4. Felt or fabric – to line your hollowed book. p.s. is a little finiky to do.

5. A ribbon or fabric – to act as a closure for your book. Or a magnets – i didnt because it seemed harder on some of the tutorials. Sorry.

6. Clingfilm or Cellophane
So lets get started…..

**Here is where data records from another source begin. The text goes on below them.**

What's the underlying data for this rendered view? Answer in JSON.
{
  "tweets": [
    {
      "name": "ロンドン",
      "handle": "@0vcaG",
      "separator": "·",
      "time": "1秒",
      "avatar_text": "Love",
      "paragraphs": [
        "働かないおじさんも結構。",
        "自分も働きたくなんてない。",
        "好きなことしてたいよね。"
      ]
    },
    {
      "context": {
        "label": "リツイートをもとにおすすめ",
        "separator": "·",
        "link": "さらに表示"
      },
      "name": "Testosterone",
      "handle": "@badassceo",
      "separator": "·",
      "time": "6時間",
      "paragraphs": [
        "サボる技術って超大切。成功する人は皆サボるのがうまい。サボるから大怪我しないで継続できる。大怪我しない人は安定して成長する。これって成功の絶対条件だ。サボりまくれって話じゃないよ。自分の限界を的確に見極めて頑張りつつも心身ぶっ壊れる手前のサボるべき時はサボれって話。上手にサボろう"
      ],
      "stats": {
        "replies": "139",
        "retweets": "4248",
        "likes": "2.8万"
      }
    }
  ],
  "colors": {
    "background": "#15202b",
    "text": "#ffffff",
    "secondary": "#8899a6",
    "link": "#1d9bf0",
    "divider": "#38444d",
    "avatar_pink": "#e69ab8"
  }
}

  • First you need to work out the size of the hollowed square space your going to cut out. The most important is to leave ruffly 2cm/roughly3/4 of an inch from the outside of the book where the pages edge is, for support whithout only about 1cm between your hollow square and the spine. and 1-2cm above and bellow.
  • Also leave a couple of pages(3) at the start of the book before you start cutting – 1 to hide where you attach your ribbon and 1-2 pages to add to the hidden effect of your book.
  • Next take your stanley knift and begin cutting out your square. You can draw your square onto your book with a pencil to help or cutout  a cardboard square template to help, but make your template smaller then your desired size as it will get harder the deeper into the book you go. I free handed mineand it turned out okay. Remove the cut out pages as you go to make it easier.
  • If it begins to dovetail a bit, meaning the sides start to slope in a bit done panic, it wont be perfect and you can go back to touch up the edges when your done.
  • DONT go all the way to the back page – I stopped at 375/437, so depending on how deep your book leave 75-100 pages to support it.
  • Once you have cut to out your space, take your PVA glue and place a small amount (size of a coin) into a dispoible plastic lid or tub, and use your paint brush to coat the inside of your hollowed space. Give it a good coating as well as the seal between the next uncut page and the walls of your hollowed space to keep the bottom attached to the walls. Go back for more glue of desired.
  • Now we need to leave this over night to dry. Take a sheet of clingfilm/cellophane and place this over your hollowed space – this stops the glue drying to the first couple of spare pages and close your book and place something relatively heavy ontop to force the pages together. I used a piggy bank, but you can use encycopedias or more hardback books and leave over night to dry.
  • Mine was ready when i returned from Uni- next day, so remove you clingfilm and tap the sides to make sure they are hard. We are now going to attach your Ribbon. You need 2x 30com pieces of ribbon, whatever colour you like, so its long enough to tie and glue down 4cm to the back of you hardback cover. Pva on the back of your ribbon and place in the middle, on the inside of your cover as well as dot glue on the rest of the back of the cover and more on top of the ribbon.
  • And the press the first page of your book to your glue coated cover. As seen below this will hide were the ribbon is attched inside your book. Repeat on the back cover .
  • If you want to start lining your hollowed space right away rather than wait a couple of hours to dry, i’d advise using hair clips or bulldog paper clamps to hold the ribbon in place and try not to force the cover to wide open while your working on the inside or the ribbon might move or lift.
  • As im sure you can tell from my 2nd photo my lining didnt work perfect so be careful when your measuring the lengths of the base your space if the walls of your space are tiy you can leave them or cut more felt to the length and depth required and it will help to protect the pages from things like your phone moving about inside.
  • Using another coat of PVA coating the sides if attaching felt there but now also adding a coat of PVA across the bottom of the hollowed space to line the bottom and your done! but leave for the rest of the day to fully dry before filling or using.
  • For the magnet closure you have to create a space using a stanley knife on the inside of the hardback cover where the ribbon alternativly is as well as a small space for the other magnet between your hollow and the outside edge of your book. make sure they match and glue securely in place. The magnet will work better for just using a hiding place but will work for the clutch also just be carefull have much weight is in the clutch.
  • And Enjoy! 🙂 🙂
I hope this was help, i’d love to hear and see any of your works or version and any critiques on how your feel would improve my blogging.
But thank you for taking your time to read this and i can’t wait to hear from your’s soon.
   x